When Frank Scarpa was just 5, he started sketching everything he saw, and eventually he became such a good artist that he could look at a building just once and draw it perfectly. Now, his son, Giuseppe, is following in his footsteps, selling his lifelike portraits to his fellow Franklin Square residents.
“He reminds me a lot of myself growing up,” Frank said of his 10-year-old son, who is in fifth grade at the Willow Road School.
Frank immigrated to the United States from Sicily with his family in 1980 when he was 6, and grew up in Maspeth, Queens. After graduating from the New York Institute of Technology, he painting scenes on more than 200 storefronts throughout Queens, according to a July 1996 article in a Queens community newspaper. But his biggest accomplishment at the time, the article said, was a 100-foot mural he created at the Metropolitan Oval field, which depicts people from all over the world playing together.
Since then, Frank has painted a more personal mural — of his neighborhood in Palermo — over the staircase of his Franklin Square home, and in 2003 he founded Frasca Design Group, a Mineola-based graphic design firm.
“I have been blessed by God with great skills, and I work extremely hard every day to hone these skills because I don’t believe in luck,” Frank said in the 1996 story. “It’s not luck that gave me these skills, it’s a part of God’s plan, and it isn’t going to be luck that makes me successful. It’s going to take lots and lots of hard work.”
He is now instilling that work ethic into his four children, teaching them that they have to carry their own weight in society. Eighteen-year-old Isabella teaches piano, Victoria, 16, styles hair, and Giuseppe and 12-year-old Antonella are honing their artistic abilities.
“It’s nice to see that they’re not just sitting here,” Frank said of his children, adding that art teaches patience and gives artists a sense of accomplishment — which is what Giuseppe said inspired him to take up art. His father taught him the basics, but Frank said, Giuseppe really “took off on his own.”
He started off just drawing eyes and mouths, like Frank said he did when he started drawing, until he felt comfortable enough to draw faces. When he was 7, he realized he had a knack for portraits, and his portfolio now includes lifelike drawings of Spider-Man and Ralph Macchio as “The Karate Kid.”
“Each day he gets better,” his mother, Anna Scarpa, said.
She posted samples of his work —including a photo of Giuseppe handing his grandfather a portrait he made of him for his birthday — on a Franklin Square community Facebook group on March 19, saying that her son would like to sell his portraits for a little extra cash.
More than 20 residents responded to that post with portrait requests, Anna said, and Giuseppe now spends about three hours on each of the portraits.

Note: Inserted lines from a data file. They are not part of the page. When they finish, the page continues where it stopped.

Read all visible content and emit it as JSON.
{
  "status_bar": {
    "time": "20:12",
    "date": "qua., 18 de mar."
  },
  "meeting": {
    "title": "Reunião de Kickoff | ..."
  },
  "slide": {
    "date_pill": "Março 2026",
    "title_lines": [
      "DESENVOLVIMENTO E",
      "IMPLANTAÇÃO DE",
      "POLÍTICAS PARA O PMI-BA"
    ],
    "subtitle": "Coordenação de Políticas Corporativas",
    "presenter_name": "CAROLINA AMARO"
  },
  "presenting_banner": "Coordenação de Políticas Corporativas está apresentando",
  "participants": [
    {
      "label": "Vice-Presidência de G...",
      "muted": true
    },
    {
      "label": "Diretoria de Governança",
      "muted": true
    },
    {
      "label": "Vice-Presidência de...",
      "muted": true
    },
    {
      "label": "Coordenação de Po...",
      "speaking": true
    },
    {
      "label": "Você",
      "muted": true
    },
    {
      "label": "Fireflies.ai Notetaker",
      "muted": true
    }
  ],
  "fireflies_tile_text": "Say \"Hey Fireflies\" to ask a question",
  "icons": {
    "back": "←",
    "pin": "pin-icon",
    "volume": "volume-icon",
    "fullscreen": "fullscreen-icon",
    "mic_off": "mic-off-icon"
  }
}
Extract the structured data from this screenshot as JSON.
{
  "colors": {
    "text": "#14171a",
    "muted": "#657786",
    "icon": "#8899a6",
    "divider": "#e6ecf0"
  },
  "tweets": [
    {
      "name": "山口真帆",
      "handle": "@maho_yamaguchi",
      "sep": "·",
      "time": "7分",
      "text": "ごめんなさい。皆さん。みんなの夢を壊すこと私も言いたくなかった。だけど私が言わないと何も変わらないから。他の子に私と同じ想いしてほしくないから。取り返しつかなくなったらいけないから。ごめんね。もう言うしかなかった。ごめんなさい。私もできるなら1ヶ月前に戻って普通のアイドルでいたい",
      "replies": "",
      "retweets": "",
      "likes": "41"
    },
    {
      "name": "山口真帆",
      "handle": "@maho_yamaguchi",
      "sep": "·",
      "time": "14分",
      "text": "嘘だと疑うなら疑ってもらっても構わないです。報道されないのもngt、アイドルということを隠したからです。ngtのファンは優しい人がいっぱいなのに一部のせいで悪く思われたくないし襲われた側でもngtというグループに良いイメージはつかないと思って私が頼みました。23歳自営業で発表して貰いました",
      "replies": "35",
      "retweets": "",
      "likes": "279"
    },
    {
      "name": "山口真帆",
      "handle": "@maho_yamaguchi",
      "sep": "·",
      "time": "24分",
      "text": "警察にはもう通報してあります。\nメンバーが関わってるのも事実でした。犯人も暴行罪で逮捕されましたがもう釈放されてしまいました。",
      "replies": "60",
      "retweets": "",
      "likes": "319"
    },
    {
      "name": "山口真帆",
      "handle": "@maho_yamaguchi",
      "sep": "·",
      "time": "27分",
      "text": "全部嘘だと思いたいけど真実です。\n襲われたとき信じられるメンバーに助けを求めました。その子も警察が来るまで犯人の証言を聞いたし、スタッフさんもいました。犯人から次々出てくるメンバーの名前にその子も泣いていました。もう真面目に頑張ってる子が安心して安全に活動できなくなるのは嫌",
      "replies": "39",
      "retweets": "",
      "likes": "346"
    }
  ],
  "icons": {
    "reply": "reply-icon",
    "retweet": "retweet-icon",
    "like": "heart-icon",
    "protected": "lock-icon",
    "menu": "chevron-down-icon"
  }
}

His goal, he said, is to raise enough money to buy professional Copic markers — a medium he is learning, while his sister, Antonella, a seventh-grader at Valley Stream North High School, works to improve her landscapes.
“It’s just really fun and relaxing,” Giuseppe said, which Frank said in the 1996 article is the “most important thing.”
“You must really love it,” he is quoted as saying, “then you won’t mind all of the hard work.”
Frank said he hoped that Giuseppe and Antonella would one day take over his graphic design firm, but for now, Giuseppe is selling his portraits for $30 for one subject, and $60 for two. They can be ordered by contacting Anna on Facebook, at Anna Romeo-Scarpa.